- 6He →6Li + e– (β–; T1/2=0.8s)
The geometry of Source Neutrons Assemblies
Since at PWRs, the source range neutron detectors are usually placed outside the reactor (excore). A source neutrons assemblies should be placed at least a few migration lengths from the core-periphery. The main reason is that source range detectors should not register primarily the source neutrons.
Source Neutrons and Subcritical Multiplication
Source neutrons play an important role in reactor safety, especially during shutdown state and reactor startup. Without source neutrons, there would be no subcritical multiplication, and the neutron population in the subcritical system would gradually approach zero. That means each neutron generation would have fewer neutrons than the previous one because keff is less than 1.0.
With source neutrons, the population remains at levels that can be measured by the source range of excore neutron detectors so that operators can always monitor how fast the neutron population is changing (can always monitor the reactivity of subcritical reactor). Note that if neutrons and fissionable material are present in the subcritical reactor, fission will occur (even a deep subcritical reactor will always produce a small number of fissions).
The source neutrons enter the life cycle and experience the same environment that fission neutrons experience. It must be noted source neutrons are produced at different energies (e.g., 24keV for Sb-Be source), usually below energies of fission neutrons.
When the reactor is made subcritical after operating at a critical state, the neutron population at first undergoes a prompt drop due to a rapid decrease in prompt neutrons. After a short time begins to decrease exponentially with a period corresponding to decay of the longest-lived delayed neutron precursors (i.e., ~ the 80s). With source neutrons, the neutron flux stabilizes itself at a corresponding level, determined by source strength, S, and the multiplication factor, keff.
For a defined source strength of n0 neutrons per neutron generation, the neutron population (i.e., the neutron flux) is given by:
where n0 is source neutrons (0. generation) and n0keffi are neutrons from i-th generation.
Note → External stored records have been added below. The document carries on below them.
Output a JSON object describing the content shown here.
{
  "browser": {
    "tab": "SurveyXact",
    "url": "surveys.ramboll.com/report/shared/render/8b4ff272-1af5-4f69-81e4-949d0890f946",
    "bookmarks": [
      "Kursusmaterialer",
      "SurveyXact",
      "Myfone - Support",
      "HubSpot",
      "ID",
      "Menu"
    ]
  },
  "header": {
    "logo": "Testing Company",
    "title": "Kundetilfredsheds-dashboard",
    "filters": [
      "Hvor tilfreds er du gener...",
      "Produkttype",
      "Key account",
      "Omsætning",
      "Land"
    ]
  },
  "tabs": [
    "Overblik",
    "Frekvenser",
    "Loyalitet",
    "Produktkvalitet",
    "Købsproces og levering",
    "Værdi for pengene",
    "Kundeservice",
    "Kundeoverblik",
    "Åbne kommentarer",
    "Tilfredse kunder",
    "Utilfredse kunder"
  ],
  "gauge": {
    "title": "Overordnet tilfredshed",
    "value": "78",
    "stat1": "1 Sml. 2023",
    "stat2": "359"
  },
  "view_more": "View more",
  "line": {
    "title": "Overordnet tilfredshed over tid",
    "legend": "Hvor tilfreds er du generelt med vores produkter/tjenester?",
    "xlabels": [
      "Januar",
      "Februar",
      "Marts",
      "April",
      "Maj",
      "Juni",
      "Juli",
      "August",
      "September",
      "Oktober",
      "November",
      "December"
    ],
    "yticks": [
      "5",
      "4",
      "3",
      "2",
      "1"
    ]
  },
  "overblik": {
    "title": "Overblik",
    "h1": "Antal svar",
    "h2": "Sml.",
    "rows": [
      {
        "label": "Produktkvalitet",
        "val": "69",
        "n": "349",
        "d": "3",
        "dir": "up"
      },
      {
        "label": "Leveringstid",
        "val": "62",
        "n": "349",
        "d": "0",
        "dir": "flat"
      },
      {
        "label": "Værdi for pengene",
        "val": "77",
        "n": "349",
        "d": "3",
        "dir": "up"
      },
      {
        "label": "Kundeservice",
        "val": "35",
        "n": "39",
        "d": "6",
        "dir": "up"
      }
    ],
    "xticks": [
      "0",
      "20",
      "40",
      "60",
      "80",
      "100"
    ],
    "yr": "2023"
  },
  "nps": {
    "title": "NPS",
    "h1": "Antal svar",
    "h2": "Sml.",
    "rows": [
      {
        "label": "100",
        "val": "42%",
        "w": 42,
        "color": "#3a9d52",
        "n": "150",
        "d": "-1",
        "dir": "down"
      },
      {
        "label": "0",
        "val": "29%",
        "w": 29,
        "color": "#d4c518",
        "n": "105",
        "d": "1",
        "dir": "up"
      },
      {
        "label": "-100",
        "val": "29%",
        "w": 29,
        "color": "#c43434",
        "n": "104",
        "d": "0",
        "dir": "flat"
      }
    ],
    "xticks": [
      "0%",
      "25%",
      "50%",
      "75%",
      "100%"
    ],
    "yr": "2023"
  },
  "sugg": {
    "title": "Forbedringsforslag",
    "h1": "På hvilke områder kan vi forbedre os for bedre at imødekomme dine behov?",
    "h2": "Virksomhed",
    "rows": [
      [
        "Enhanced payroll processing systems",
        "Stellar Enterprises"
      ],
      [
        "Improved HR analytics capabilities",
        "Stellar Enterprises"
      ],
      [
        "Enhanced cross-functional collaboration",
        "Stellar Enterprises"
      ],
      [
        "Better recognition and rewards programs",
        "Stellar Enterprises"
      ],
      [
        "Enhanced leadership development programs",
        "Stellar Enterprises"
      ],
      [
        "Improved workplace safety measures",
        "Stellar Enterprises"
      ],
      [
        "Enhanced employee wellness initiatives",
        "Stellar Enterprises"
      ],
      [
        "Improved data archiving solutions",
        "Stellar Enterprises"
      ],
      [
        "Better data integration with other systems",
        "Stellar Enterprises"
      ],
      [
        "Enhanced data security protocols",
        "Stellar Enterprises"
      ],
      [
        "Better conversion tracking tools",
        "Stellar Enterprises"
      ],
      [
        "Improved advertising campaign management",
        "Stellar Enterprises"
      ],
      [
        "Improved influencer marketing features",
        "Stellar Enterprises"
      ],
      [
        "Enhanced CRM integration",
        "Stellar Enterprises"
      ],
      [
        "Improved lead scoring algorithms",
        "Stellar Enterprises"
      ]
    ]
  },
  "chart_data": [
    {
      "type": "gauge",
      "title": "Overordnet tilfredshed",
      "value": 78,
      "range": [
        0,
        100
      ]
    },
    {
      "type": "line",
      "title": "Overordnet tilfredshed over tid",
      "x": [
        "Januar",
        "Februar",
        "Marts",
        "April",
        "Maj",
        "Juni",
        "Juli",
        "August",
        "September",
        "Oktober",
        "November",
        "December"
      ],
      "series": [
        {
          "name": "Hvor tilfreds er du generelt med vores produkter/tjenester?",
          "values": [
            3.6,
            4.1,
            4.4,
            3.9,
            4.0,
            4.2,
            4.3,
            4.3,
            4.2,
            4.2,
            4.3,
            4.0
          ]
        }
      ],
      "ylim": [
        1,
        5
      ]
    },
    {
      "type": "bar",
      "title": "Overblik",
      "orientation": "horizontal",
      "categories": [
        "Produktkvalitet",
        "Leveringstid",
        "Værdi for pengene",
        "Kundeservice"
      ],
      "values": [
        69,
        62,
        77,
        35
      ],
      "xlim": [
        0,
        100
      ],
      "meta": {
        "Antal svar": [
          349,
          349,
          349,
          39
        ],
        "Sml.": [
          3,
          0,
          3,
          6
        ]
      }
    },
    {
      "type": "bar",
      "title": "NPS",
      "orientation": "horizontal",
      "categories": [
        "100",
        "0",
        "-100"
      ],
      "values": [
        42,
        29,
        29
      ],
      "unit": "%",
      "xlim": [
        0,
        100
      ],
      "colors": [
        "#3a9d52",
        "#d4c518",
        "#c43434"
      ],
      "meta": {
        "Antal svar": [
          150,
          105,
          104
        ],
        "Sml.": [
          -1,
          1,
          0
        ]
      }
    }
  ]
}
As i goes to infinity, the sum of this geometric series is (for keff < 1):
As can be seen, the neutron population of a subcritical reactor with source neutrons does not drop to zero, the neutron population stabilizes itself at level n, which is equal to source multiplied by factor M.